━━ EXTRACTED ENTRIES ━━

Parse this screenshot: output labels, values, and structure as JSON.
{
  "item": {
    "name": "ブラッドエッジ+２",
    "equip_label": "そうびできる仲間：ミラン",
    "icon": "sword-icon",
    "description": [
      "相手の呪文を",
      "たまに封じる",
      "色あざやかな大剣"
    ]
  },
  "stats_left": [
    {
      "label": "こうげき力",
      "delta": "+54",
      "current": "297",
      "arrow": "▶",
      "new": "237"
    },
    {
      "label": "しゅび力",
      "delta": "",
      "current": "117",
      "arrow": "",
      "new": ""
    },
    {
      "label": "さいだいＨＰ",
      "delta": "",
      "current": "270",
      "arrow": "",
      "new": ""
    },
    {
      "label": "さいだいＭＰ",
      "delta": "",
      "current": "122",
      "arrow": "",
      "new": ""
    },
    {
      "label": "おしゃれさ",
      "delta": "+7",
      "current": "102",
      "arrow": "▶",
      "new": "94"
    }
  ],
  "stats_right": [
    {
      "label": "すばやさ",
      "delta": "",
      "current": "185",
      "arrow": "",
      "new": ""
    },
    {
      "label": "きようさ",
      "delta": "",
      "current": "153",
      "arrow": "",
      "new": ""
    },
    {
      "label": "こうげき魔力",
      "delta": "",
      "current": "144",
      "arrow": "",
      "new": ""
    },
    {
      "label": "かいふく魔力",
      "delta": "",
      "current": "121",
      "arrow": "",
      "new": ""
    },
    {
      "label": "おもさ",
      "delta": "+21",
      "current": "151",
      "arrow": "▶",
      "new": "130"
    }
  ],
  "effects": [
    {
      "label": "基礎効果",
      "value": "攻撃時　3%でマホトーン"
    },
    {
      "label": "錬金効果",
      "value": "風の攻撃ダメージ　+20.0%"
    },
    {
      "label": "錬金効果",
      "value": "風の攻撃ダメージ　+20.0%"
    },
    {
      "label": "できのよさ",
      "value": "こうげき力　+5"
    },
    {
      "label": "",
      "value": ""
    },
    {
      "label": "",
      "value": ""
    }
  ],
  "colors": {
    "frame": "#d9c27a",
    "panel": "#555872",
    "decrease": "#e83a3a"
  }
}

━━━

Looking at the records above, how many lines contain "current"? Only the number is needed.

10